Black Widow – Review

Rating: 12A Cast: Scarlett Johansson, Florence Pugh, David Harbour, Rachel Weisz and Ray Winstone. Directed by Cate Shortland Written by Jac Schaeffer, Ned Benson and Eric Pearson. Length: 133mins

The greatly anticipated Black Widow ‘stand alone’ movie has finally hit our screens after several release delays due to Covid:19. We join Natasha Romanoff inbetween Captian America: Civil War and Infinity War to learn more about her past and what drove her to become the Avenger that so many know and love.

There was a lot to pack into the plot of Black Widow. We uncover more about who Natasha was as a child and her experiences, we discover relationships that the Marvel audience has never seen before which needed a bit of grit  and history in around them to be believable, we have a couple of ‘mini-missions’, the main ‘mission’ and the fact that Natasha is currently on the run from shield to remind our audience of where this film fits into the MCU timeline. I really appreciated how they introduced the new characters of Yelena (Pugh), Alexi (Harbour) and Melina (Weisz). It could have been quite jarring to just announce these characters but with a bit of backstory and intelligent dialogue we get a real essence of who they are and what they do, without requiring a whole load of new introductory movies. The writers managed to acknowledge the world that this film exists in without dwelling on or focussing on the action of the other MCU films, it wasn’t too intense, but gave an appropriate nod to well known characters and situations when necessary. It’s an easy, entertaining watch, scattered with plenty of humour delivered wonderfully by the immovable Florence Pugh and brilliant David Harbour.

In true MCU fashion, this isn’t a short film. As previously stated they do cram a lot in and there were no moments that I found myself checking my watch but, for me, there were certain scenes that seemed unnecessarily long which was frustrating as there are other elements that might have served the story in a different, more impactful way. There was a lot of ‘falling through the sky’, which, although impressive started to get a bit boring after a while. Dare I say it, some of the more ‘explosive’ scenes towards the end of the film, felt like they were trying to match other films rather than embrace their own direction. 

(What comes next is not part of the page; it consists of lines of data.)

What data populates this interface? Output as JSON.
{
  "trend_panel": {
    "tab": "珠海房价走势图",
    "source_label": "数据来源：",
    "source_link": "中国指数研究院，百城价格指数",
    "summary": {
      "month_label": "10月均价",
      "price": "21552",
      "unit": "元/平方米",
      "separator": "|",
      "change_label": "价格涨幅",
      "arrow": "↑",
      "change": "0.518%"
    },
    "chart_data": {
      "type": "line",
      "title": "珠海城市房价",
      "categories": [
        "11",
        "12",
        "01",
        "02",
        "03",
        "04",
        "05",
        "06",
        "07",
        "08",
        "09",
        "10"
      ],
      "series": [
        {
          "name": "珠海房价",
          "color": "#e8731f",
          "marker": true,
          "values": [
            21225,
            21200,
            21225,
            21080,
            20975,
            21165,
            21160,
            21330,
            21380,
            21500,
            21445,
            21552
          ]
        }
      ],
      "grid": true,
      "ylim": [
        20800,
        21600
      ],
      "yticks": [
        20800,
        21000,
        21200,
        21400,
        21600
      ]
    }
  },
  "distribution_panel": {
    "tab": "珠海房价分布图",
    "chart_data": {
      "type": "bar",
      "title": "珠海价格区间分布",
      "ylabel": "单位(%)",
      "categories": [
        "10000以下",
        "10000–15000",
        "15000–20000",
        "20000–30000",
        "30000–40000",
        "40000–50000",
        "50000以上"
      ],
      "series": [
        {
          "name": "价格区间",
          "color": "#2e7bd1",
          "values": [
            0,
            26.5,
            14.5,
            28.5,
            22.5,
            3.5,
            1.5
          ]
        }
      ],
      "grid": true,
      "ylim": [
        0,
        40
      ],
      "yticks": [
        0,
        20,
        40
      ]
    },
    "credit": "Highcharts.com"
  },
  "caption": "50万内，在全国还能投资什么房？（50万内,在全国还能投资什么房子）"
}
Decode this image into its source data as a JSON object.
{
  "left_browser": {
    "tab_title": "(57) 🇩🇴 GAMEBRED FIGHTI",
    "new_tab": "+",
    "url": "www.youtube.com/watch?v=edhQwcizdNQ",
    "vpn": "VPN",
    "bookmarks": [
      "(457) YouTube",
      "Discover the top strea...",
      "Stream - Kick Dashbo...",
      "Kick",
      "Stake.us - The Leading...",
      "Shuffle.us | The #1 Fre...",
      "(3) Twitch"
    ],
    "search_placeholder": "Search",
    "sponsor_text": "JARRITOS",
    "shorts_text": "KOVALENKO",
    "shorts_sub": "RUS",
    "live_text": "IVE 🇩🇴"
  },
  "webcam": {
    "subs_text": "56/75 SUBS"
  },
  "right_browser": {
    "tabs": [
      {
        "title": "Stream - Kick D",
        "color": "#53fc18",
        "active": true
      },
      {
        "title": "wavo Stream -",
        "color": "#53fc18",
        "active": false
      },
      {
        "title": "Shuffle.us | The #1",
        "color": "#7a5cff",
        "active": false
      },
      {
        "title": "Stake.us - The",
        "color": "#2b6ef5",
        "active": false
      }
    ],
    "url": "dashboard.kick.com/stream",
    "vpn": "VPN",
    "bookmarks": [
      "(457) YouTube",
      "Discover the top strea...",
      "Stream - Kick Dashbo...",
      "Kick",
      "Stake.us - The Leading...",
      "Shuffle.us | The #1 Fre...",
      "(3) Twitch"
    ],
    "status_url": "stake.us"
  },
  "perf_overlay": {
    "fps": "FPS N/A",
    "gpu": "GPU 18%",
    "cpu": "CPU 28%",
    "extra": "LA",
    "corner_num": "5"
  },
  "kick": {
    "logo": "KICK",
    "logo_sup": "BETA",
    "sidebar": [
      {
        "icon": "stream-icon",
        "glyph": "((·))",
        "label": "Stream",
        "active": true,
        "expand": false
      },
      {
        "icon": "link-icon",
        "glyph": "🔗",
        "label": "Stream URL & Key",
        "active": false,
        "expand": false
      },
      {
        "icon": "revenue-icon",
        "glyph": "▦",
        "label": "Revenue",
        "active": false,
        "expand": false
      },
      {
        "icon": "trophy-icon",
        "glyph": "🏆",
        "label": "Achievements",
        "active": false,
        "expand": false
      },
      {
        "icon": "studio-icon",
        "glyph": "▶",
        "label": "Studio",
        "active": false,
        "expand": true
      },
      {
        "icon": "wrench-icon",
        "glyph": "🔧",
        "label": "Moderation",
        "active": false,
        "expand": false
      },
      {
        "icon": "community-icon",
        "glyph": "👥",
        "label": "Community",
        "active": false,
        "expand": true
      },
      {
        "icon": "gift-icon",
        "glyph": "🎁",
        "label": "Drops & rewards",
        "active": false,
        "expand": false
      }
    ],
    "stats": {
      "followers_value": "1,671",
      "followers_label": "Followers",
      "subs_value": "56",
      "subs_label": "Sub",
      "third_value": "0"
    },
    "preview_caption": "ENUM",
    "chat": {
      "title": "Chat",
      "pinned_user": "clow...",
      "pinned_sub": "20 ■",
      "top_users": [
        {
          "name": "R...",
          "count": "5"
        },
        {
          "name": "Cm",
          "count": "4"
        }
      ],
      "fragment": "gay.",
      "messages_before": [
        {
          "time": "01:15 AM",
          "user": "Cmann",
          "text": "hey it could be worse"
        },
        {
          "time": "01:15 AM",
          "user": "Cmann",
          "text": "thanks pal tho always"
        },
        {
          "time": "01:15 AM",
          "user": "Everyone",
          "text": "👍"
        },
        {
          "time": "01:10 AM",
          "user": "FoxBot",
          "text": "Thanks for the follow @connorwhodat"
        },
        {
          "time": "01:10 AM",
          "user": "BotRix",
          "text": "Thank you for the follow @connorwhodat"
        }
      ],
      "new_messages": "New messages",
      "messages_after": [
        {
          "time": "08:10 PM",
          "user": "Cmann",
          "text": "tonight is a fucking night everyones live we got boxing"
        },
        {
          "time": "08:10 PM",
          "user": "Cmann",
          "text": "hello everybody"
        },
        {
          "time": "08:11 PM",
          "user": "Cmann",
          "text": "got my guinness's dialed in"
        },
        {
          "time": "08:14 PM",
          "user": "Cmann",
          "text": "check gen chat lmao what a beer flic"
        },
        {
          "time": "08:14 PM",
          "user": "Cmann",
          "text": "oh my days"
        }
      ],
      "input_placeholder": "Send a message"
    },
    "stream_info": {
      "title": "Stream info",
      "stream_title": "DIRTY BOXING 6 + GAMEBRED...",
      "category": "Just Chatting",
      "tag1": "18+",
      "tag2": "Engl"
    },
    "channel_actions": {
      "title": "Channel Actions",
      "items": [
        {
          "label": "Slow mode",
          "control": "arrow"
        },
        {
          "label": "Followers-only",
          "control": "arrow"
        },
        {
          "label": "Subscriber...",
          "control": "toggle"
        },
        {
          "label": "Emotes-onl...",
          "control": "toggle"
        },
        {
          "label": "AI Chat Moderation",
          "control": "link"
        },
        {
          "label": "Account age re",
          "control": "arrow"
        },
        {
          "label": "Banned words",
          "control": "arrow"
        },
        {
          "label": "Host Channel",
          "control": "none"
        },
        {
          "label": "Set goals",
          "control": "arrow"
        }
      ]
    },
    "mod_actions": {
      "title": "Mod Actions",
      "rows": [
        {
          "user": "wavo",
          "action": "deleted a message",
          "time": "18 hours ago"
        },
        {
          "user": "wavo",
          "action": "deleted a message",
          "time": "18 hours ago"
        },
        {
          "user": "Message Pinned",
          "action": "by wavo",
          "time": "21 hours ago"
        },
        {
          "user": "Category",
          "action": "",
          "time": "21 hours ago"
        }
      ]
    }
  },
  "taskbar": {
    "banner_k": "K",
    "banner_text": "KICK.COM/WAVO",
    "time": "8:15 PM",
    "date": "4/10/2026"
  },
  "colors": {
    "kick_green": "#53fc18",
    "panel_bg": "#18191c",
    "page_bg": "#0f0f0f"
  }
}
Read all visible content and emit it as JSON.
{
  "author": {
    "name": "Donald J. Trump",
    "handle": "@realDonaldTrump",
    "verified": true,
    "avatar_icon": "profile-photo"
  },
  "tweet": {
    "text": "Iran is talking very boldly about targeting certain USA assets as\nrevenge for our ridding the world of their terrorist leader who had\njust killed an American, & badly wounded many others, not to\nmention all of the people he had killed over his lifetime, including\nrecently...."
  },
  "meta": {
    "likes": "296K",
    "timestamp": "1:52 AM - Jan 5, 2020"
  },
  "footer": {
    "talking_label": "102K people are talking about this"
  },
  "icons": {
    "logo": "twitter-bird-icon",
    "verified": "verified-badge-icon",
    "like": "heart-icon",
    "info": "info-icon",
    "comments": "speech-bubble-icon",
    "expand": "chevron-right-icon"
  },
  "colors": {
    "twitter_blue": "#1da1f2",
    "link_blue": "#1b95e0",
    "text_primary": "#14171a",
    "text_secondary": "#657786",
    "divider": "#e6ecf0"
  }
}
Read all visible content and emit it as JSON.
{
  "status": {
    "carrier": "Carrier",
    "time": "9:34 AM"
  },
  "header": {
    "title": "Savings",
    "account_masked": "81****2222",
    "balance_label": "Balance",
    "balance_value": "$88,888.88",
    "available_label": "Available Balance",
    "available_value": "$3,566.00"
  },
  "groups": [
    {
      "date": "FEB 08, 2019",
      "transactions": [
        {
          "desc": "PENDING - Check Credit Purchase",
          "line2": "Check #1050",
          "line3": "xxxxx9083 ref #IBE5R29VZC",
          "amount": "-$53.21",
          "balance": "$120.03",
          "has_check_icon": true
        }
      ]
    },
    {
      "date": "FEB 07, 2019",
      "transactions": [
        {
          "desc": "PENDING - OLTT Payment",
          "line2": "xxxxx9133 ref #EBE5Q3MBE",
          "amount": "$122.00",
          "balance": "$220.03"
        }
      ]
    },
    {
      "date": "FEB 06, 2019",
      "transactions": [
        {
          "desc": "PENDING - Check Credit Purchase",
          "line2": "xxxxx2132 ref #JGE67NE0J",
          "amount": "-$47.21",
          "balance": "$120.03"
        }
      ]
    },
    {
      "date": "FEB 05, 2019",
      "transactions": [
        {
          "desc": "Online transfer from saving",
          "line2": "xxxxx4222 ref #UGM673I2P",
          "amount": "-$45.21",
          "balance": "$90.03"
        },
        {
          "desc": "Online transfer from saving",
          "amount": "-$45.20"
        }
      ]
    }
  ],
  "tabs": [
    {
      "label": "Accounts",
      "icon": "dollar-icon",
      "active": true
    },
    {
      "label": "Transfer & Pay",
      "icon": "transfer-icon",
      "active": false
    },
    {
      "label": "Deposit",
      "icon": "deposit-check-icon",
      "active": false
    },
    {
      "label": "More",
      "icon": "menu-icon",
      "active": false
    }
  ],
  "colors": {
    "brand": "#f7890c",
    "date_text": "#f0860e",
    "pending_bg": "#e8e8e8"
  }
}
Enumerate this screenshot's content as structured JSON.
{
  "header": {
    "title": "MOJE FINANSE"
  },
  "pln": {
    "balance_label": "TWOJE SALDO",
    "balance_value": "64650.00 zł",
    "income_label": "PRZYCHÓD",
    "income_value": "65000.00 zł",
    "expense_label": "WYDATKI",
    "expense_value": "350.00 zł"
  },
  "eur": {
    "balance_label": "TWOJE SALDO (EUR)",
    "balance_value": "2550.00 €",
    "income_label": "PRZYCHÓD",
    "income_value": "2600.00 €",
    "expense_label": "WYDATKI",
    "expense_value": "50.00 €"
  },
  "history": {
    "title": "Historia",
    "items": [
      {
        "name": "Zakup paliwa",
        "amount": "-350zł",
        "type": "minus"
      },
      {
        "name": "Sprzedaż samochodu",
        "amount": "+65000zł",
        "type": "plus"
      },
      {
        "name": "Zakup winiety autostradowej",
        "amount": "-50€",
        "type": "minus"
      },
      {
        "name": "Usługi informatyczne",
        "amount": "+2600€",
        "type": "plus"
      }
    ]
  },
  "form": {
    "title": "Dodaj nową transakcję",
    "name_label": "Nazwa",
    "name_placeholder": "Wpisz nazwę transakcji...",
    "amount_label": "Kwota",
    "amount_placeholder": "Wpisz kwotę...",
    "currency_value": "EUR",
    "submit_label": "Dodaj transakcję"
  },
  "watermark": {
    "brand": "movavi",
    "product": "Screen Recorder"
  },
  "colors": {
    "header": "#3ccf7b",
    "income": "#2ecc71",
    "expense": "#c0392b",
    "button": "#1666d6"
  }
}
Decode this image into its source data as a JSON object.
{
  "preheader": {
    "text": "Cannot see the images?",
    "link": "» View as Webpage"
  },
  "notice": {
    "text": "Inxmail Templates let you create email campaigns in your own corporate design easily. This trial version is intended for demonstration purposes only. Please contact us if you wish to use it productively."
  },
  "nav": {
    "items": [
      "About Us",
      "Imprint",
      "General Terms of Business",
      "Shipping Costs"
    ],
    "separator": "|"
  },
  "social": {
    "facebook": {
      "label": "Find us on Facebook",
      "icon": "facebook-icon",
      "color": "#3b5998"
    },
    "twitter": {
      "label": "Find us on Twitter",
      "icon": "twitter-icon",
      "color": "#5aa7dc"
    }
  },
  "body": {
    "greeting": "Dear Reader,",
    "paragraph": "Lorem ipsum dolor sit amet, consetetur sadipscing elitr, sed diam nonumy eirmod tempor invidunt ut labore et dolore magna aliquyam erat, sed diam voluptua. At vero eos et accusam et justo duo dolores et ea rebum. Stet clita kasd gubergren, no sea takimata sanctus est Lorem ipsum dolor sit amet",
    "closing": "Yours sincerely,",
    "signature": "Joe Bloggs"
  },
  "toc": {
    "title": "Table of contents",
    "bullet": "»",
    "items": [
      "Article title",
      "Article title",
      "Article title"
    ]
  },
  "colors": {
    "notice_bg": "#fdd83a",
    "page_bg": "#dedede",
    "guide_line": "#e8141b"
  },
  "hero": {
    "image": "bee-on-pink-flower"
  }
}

Overall I thoroughly enjoyed Black Widow, and would absolutely watch it again. Obviously, it’s great to have a female hero in this universe and this story will only enhance peoples love for Natasha Romanov. She’s human, she’s flawed, but she’s fierce, strong and passionate and fights for what is right. What else do we want as a role model for children? One thing I would say, as cinemas are still fighting to survive after the massive blow of being shut for over a year, social distancing and limited capacity, please, go and watch this on the big screen. It was made for cinematic release and although some may find it easier to stream and watch it at home, I don’t think you’ll regret the cinematic experience for this movie. 

Oh, and don’t forget to stay until the end of the credits…